Following these events, the students will typically then proceed to a house or apartment, occupied by someone associated with the club or rented specifically for the evening. In 2017 for example attendees were told by email that they should bring 'one toilet roll, a packet of biscuits and a leap card with a minimum of 7 euro on it' - as if it were the opening sequence to a particularly drab episode of Kenan & Kel. Though the toilet roll and biscuits were apparently simply to be given to senior members of the society, and not even for the purposes of being used on the evening, the Leap Card was necessary to ferry the students to the next location for the evening where further drinking would take place.
Though the events of each night, and the initiation rituals involved differed from year to year, it seems a constant that this section of the evening involves heavy drinking. Former and current members reported to the Trinity newspaper that, on some years, some students have had bottles of sherry taped to their hands which would only be removed when they had finished the contents. One former member said that by that point in the evening you don't really have a choice in participating or not as "there was lots of peer pressure.

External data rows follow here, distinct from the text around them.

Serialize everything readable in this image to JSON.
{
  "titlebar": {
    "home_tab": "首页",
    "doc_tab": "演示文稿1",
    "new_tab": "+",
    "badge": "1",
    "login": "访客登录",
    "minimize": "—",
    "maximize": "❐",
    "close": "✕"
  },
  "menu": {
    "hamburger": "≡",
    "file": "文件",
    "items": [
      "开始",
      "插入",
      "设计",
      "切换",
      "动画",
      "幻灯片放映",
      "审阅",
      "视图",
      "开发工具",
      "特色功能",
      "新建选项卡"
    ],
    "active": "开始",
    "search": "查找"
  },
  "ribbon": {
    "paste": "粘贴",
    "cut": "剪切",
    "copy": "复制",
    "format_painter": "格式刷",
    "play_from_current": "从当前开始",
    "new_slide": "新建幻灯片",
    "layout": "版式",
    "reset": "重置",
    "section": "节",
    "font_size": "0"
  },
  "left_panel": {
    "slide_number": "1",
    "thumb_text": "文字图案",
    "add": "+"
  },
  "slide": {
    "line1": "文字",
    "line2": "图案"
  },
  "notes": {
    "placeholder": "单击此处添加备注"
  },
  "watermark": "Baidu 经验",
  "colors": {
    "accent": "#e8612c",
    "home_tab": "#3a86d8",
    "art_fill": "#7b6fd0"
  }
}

Attendees are implored to keep the events of the night a secret and not to divulge any information regarding it, or share any photos or videos on social media. Indeed, attendees are asked to sign a contract pledging secrecy at the outset of the night. An email obtained by The University Times sent around to members following 2017's Christmas Commons implores those who attended to keep the evening's events secret.

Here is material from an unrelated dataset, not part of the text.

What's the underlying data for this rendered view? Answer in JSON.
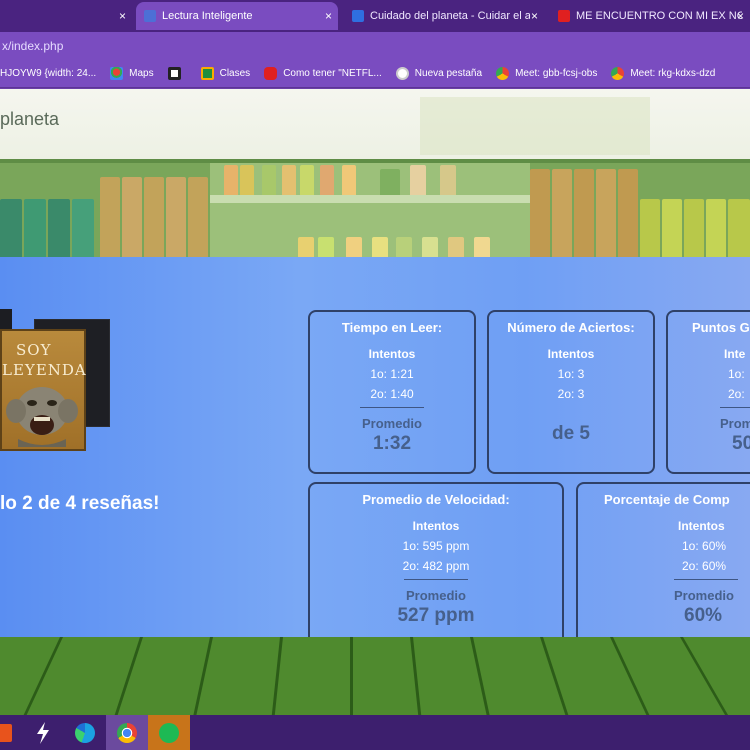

However, the current captain of the boat club, William Doyle denied these allegations in a statement to The University Times. He said that novices were not coerced into stripping, being whipped or consuming unsafe quantities of alcohol. This came despite the fact that The University Times informed him that it had obtained group chats concerning 2018's event which showed evidence that attendees were whipped, not to mention the fact that a photograph from the event, taken on the steps of the dining hall, shows senior members posing with bamboo canes and sticks.
Mr. Doyle however claimed that 'any indication that any of these things happened at this year's Christmas Commons Dinner is false'.
He went on to say that "We are very pleased to part-take [sic] in the festive celebrations at the Dining Hall so excellently prepared by the TCD catering staff. It never fails to fuel our annual Yuletide Michaelmas races, so enthusiastically enjoyed by our oarspeople".
The college has said that it will be investigating these allegations however and has asked for anybody with information regarding these events to come forward and that all information provided will be treated in absolute confidence.
H/T: The University Times